A mother’s love will always be needed.
On Christmas Eve a 15 year tradition came to an end. It was the first Christmas Eve without an official believer in our house.
But, we still did all the typical Christmas things.
We still hid away all the presents.
We still talked about Santa coming to bring gifts.
We still made oatmeal chocolate chip cookies, referred to as “Santa’s cookies” even if we make them in July.
We still waited until Christmas Eve to take the gifts from their hiding spaces and place them beneath the tree.
Much of this year was the same - but it was also very different. My youngest asked if he could watch us to see how we do it all.
He sat, wide eyed on the couch, as my husband and I worked like the amazing team we are - having done this for 15 years now.
Soon the questions started:
“How much did this all cost?”
“How long did it take you to wrap everything?”
“You really wrap everything in the stockings???”
“Is it hard to do all this?”
“How are you able to do this so fast?”
Then he helped me as I put out cookies and milk for Santa and, for the first time ever, our youngest got to enjoy the treats.
My heart ached through it all though. I miss those tiny versions of my boys as they would run outside to sprinkle reindeer food in the lawn, their voices squealing with delight.
I miss those days and there is a profound sadness in realizing that chapter of our family’s journey has ended.
But, this new chapter is truly special too.
This new Christmas is different. But, this new Christmas is still filled with joy, wonder, and love.
It’s still magical.
It’s still Christmas.
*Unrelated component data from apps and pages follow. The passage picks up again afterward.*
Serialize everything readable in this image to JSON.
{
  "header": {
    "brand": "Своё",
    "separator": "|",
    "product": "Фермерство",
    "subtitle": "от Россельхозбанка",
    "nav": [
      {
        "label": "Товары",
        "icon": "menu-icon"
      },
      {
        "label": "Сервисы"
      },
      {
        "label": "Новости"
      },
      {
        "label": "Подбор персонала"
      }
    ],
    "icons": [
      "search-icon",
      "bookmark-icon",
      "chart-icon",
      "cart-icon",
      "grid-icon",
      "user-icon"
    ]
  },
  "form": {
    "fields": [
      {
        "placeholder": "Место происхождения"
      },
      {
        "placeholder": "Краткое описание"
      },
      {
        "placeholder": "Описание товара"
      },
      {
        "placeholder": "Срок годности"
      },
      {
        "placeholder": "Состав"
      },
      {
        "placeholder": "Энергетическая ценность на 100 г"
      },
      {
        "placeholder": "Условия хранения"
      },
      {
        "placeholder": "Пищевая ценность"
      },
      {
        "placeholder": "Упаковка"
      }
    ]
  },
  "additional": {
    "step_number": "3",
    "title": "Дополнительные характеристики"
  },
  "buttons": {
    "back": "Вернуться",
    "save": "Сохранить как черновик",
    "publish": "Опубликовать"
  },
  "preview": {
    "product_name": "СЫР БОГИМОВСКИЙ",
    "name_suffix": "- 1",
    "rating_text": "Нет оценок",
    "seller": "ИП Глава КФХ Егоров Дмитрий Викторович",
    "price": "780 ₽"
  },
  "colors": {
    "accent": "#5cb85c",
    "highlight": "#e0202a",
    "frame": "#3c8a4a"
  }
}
Parenting is one of life's greatest challenges and greatest rewards. Here we explore all aspects of parenting from pregnancy onward, highlighting both the struggles and the triumphs.